  • Integration difficulties – Ergonomic and flexible power generators are needed to wear comfortably for everyday use.
  • Cost – Some advanced materials and nanogenerators are still expensive to mass produce. Costs should fall with economies of scale.

Additionally, the maximum power able to be harvested is limited by how much heat and motion the body can safely produce while staying healthy. Attempting to push too hard for more electricity would be detrimental. Any useful power generated from body heat is supplemental only, not a complete replacement for other energy sources.

Applications and Uses

Some potential uses for harnessing small amounts of electricity from the human body include:

  • Charging wearable devices like smart watches, fitness trackers, VR goggles, etc.
  • Providing backup/auxiliary power for smartphones and other mobile electronics.
  • Powering health and activity sensors embedded in clothing.
  • Supplying electricity to medical devices like pacemakers or biosensors.
  • Enabling tracking, lighting, communications, and other gear for military/first responder uniforms.
  • Charging robots/exoskeletons from motions of the operator.

Even the modest milliwatts and watts produced can help reduce reliance on batteries or wall plugs for many consumer gadgets and at-home medical devices. For specialized applications like in the military, waste heat electricity can power useful sensors, radios, and situational awareness tools.

Any technology that can operate on small, intermittent energy input from human body heat and movement is a potential use case.

Getting Started Harvesting Your Own Body Heat

To begin generating your own energy, try the following approaches:

  • Buy a TEG charger for your smartphone and attach it to your skin when you sleep or work at your desk.
  • Get a biomechanical hand crank USB charger and give it 5-10 mins of turning whenever your phone battery gets low.
  • Look into DIY options like building a TEG from thermocouples or piezoelectric material harvested from lighters to experiment with.
  • Support wearable technology startups developing clothes and accessories that collect body heat electricity.

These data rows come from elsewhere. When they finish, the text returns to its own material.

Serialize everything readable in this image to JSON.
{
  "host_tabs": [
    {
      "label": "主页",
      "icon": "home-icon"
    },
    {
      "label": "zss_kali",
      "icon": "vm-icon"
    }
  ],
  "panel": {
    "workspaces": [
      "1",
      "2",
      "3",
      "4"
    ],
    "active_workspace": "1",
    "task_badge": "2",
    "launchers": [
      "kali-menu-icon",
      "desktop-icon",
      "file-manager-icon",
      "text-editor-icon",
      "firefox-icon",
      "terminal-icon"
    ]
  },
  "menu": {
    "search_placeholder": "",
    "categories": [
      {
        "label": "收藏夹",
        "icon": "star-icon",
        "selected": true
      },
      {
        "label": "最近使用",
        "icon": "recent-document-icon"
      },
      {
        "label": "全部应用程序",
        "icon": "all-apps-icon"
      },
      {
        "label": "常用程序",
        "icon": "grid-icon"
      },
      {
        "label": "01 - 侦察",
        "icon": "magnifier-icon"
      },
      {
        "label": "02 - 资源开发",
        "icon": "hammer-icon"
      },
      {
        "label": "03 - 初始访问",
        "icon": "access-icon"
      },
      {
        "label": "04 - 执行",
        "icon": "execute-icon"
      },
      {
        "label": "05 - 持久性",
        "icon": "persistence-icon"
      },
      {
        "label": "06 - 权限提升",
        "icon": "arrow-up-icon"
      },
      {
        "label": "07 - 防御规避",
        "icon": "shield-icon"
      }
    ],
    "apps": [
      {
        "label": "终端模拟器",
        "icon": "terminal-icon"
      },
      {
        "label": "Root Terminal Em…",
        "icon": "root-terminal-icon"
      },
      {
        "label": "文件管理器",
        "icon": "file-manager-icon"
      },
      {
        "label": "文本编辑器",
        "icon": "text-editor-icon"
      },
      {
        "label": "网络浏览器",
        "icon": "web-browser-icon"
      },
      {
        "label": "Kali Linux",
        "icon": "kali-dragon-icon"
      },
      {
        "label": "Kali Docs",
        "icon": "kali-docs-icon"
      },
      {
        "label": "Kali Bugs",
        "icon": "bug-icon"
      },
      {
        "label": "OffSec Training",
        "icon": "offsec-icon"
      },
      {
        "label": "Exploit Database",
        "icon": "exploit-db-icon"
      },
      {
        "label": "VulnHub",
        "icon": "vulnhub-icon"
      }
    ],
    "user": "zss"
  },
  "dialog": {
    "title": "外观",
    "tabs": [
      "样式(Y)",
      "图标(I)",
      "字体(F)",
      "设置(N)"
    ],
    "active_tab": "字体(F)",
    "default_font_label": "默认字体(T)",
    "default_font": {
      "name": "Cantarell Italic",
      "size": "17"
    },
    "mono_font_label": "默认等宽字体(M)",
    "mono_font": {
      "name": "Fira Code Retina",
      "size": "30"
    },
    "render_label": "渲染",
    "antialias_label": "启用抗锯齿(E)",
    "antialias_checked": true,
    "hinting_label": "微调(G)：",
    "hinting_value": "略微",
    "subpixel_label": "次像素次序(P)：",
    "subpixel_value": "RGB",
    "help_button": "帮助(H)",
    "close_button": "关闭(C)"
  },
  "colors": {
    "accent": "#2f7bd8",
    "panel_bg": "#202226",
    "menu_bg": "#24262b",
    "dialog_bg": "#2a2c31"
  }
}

Don’t expect to fully charge your devices overnight or power your entire home. The key is identifying small ways to productively use every milliwatt generated. Over time, continuous improvements will lead to more useful levels of harvested energy.